= What is being asked =
The word "Microsoft" occurs in some of the lines below; copy each of those lines.

= Items from a dataset =
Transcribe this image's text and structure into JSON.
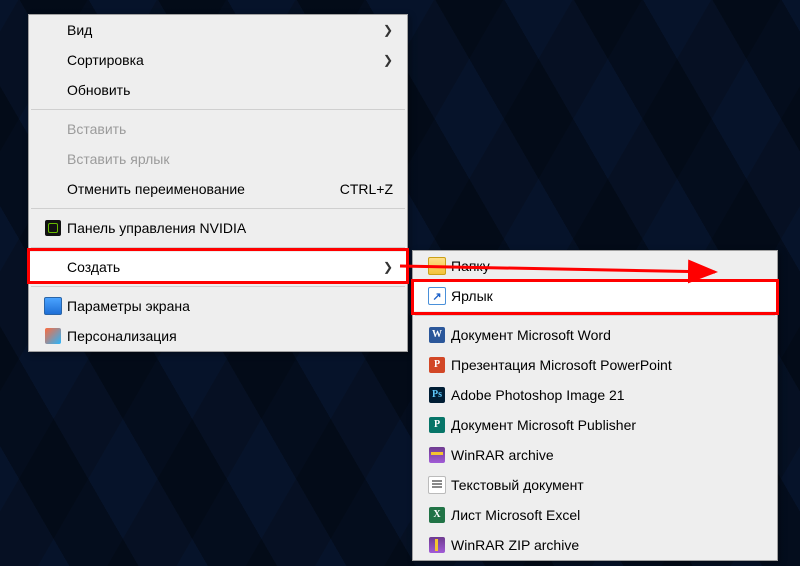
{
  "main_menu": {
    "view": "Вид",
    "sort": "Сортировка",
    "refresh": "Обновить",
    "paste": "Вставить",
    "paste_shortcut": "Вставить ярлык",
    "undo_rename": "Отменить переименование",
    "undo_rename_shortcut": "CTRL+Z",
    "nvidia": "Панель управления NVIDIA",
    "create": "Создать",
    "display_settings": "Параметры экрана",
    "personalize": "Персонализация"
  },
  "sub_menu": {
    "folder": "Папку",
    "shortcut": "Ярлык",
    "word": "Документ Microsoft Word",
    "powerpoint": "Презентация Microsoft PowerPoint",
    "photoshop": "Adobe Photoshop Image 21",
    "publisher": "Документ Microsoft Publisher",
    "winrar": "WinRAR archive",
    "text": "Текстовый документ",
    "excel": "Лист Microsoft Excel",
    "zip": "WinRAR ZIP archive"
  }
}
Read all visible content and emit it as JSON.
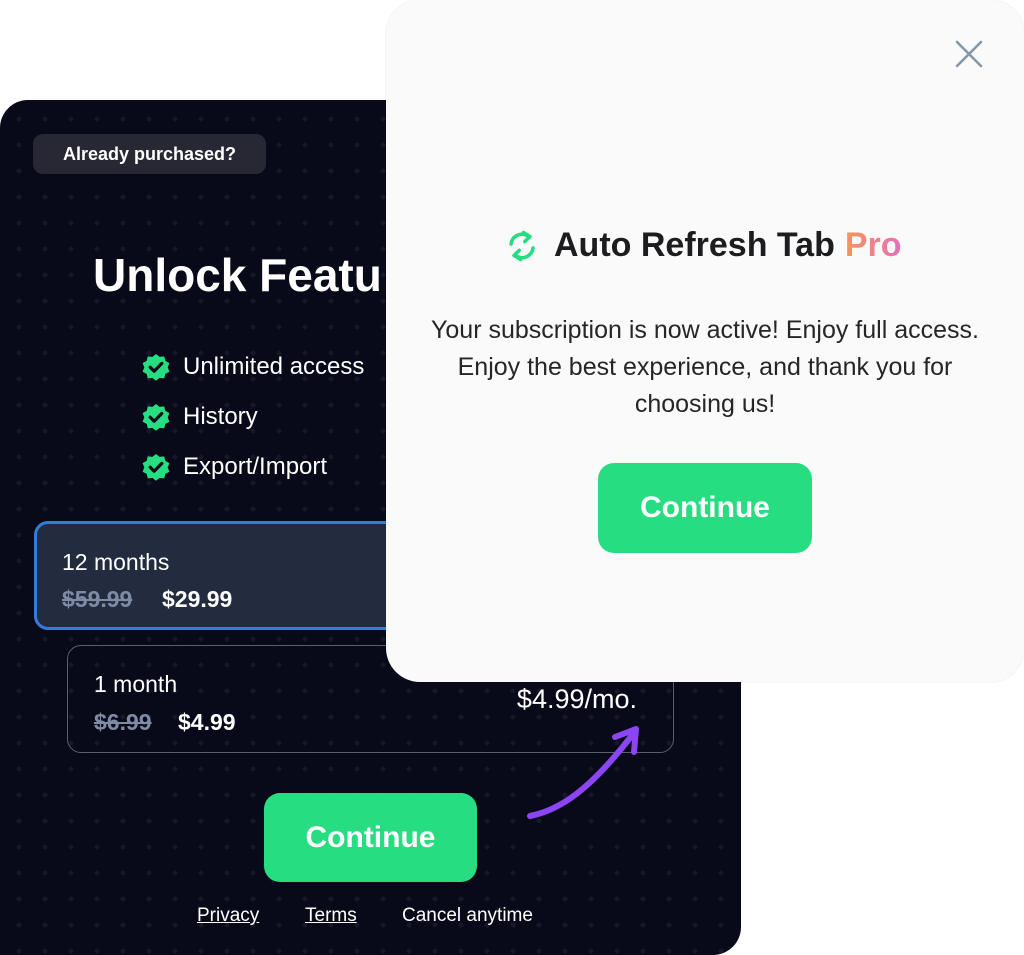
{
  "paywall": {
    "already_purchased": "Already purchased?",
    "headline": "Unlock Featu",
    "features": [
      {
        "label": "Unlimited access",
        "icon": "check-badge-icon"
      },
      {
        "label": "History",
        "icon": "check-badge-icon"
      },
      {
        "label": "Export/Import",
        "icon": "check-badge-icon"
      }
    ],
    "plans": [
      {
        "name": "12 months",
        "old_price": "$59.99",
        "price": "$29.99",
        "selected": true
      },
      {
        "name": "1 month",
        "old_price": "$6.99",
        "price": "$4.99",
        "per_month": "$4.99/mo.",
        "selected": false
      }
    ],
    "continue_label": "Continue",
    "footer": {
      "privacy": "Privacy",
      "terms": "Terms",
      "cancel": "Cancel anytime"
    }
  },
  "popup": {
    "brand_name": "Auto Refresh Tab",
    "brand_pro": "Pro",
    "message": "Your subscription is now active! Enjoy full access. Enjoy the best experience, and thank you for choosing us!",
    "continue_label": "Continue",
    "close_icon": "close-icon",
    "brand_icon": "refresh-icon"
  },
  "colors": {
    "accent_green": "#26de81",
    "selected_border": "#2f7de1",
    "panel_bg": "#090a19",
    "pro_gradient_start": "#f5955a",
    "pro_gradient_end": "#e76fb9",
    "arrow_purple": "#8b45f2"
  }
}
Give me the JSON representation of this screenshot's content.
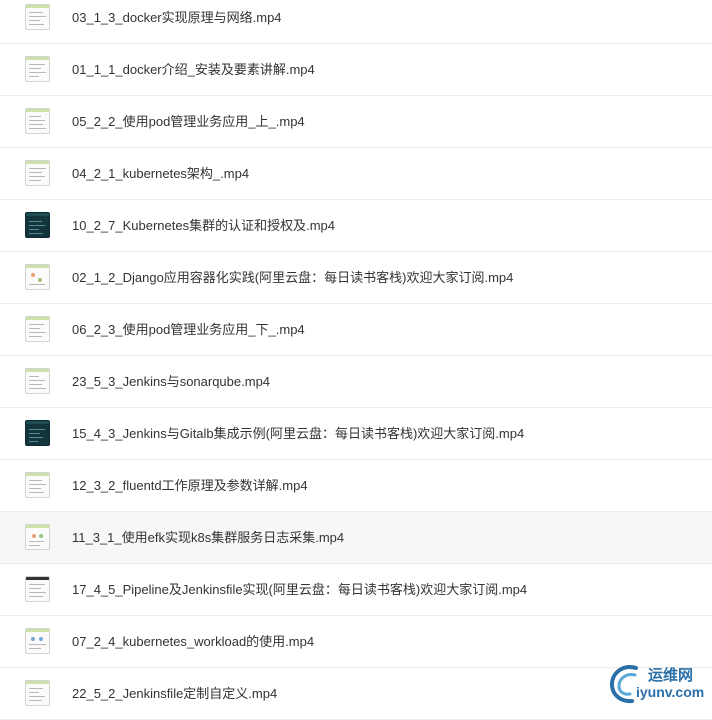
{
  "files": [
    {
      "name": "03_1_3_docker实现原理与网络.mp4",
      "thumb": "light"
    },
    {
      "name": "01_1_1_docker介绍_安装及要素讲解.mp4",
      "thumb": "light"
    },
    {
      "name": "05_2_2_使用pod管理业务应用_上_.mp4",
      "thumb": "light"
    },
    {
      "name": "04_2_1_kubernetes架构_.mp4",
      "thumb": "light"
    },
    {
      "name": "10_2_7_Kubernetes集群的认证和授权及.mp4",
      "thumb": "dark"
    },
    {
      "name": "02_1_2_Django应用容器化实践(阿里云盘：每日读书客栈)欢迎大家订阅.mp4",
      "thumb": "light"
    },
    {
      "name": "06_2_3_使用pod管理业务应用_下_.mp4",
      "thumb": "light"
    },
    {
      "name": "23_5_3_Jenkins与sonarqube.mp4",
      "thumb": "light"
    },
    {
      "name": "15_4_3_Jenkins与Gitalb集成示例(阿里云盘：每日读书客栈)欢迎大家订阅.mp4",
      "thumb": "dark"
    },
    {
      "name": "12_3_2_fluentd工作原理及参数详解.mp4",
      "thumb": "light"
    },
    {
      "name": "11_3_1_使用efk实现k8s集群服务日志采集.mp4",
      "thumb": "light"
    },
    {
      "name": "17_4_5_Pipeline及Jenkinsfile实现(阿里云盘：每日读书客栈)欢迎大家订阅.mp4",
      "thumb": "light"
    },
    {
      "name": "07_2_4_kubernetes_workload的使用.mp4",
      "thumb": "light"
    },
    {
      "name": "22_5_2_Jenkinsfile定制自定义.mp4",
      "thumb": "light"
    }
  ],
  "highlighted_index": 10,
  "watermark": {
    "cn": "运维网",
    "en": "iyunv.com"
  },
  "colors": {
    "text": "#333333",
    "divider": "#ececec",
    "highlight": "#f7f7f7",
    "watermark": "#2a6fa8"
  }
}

= Answer area =
    "word": "Документ Microsoft Word",
    "powerpoint": "Презентация Microsoft PowerPoint",
    "publisher": "Документ Microsoft Publisher",
    "excel": "Лист Microsoft Excel",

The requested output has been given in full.